Print all the records below exactly as they stand, but leave out the pictures.

________________________________________

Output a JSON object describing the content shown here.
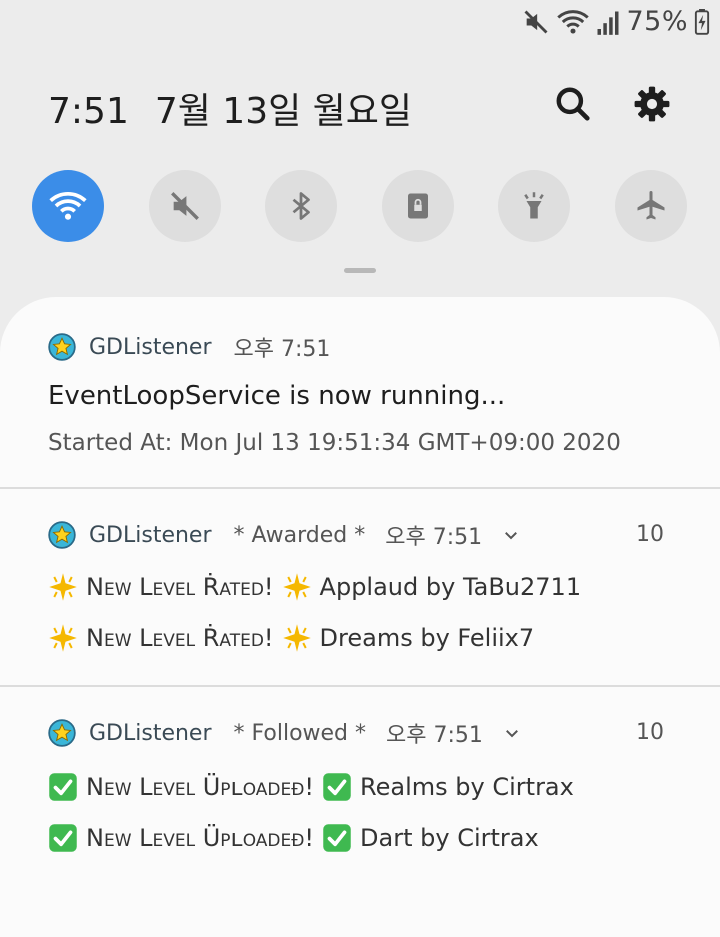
{
  "status": {
    "battery": "75%"
  },
  "header": {
    "time": "7:51",
    "date": "7월 13일 월요일"
  },
  "quick_settings": [
    {
      "name": "wifi",
      "on": true
    },
    {
      "name": "mute",
      "on": false
    },
    {
      "name": "bluetooth",
      "on": false
    },
    {
      "name": "portrait-lock",
      "on": false
    },
    {
      "name": "flashlight",
      "on": false
    },
    {
      "name": "airplane",
      "on": false
    }
  ],
  "notifications": [
    {
      "app": "GDListener",
      "time": "오후 7:51",
      "title": "EventLoopService is now running...",
      "text": "Started At: Mon Jul 13 19:51:34 GMT+09:00 2020"
    },
    {
      "app": "GDListener",
      "subtext": "* Awarded *",
      "time": "오후 7:51",
      "count": "10",
      "lines": [
        {
          "label": "New Level Ṙated!",
          "text": "Applaud by TaBu2711"
        },
        {
          "label": "New Level Ṙated!",
          "text": "Dreams by Feliix7"
        }
      ]
    },
    {
      "app": "GDListener",
      "subtext": "* Followed *",
      "time": "오후 7:51",
      "count": "10",
      "lines": [
        {
          "label": "New Level Üpʟoadeđ!",
          "text": "Realms by Cirtrax"
        },
        {
          "label": "New Level Üpʟoadeđ!",
          "text": "Dart by Cirtrax"
        }
      ]
    }
  ],
  "colors": {
    "accent": "#3b8de8",
    "check": "#3fb950",
    "sparkle": "#f5b800"
  }
}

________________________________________

*RESULT FOR THIS EXERCISE:*
Output a JSON object describing the content shown here.
{
  "status": {
    "battery": "75%"
  },
  "header": {
    "time": "7:51",
    "date": "7월 13일 월요일"
  },
  "quick_settings": [
    {
      "name": "wifi",
      "on": true
    },
    {
      "name": "mute",
      "on": false
    },
    {
      "name": "bluetooth",
      "on": false
    },
    {
      "name": "portrait-lock",
      "on": false
    },
    {
      "name": "flashlight",
      "on": false
    },
    {
      "name": "airplane",
      "on": false
    }
  ],
  "notifications": [
    {
      "app": "GDListener",
      "time": "오후 7:51",
      "title": "EventLoopService is now running...",
      "text": "Started At: Mon Jul 13 19:51:34 GMT+09:00 2020"
    },
    {
      "app": "GDListener",
      "subtext": "* Awarded *",
      "time": "오후 7:51",
      "count": "10",
      "lines": [
        {
          "label": "New Level Ṙated!",
          "text": "Applaud by TaBu2711"
        },
        {
          "label": "New Level Ṙated!",
          "text": "Dreams by Feliix7"
        }
      ]
    },
    {
      "app": "GDListener",
      "subtext": "* Followed *",
      "time": "오후 7:51",
      "count": "10",
      "lines": [
        {
          "label": "New Level Üpʟoadeđ!",
          "text": "Realms by Cirtrax"
        },
        {
          "label": "New Level Üpʟoadeđ!",
          "text": "Dart by Cirtrax"
        }
      ]
    }
  ],
  "colors": {
    "accent": "#3b8de8",
    "check": "#3fb950",
    "sparkle": "#f5b800"
  }
}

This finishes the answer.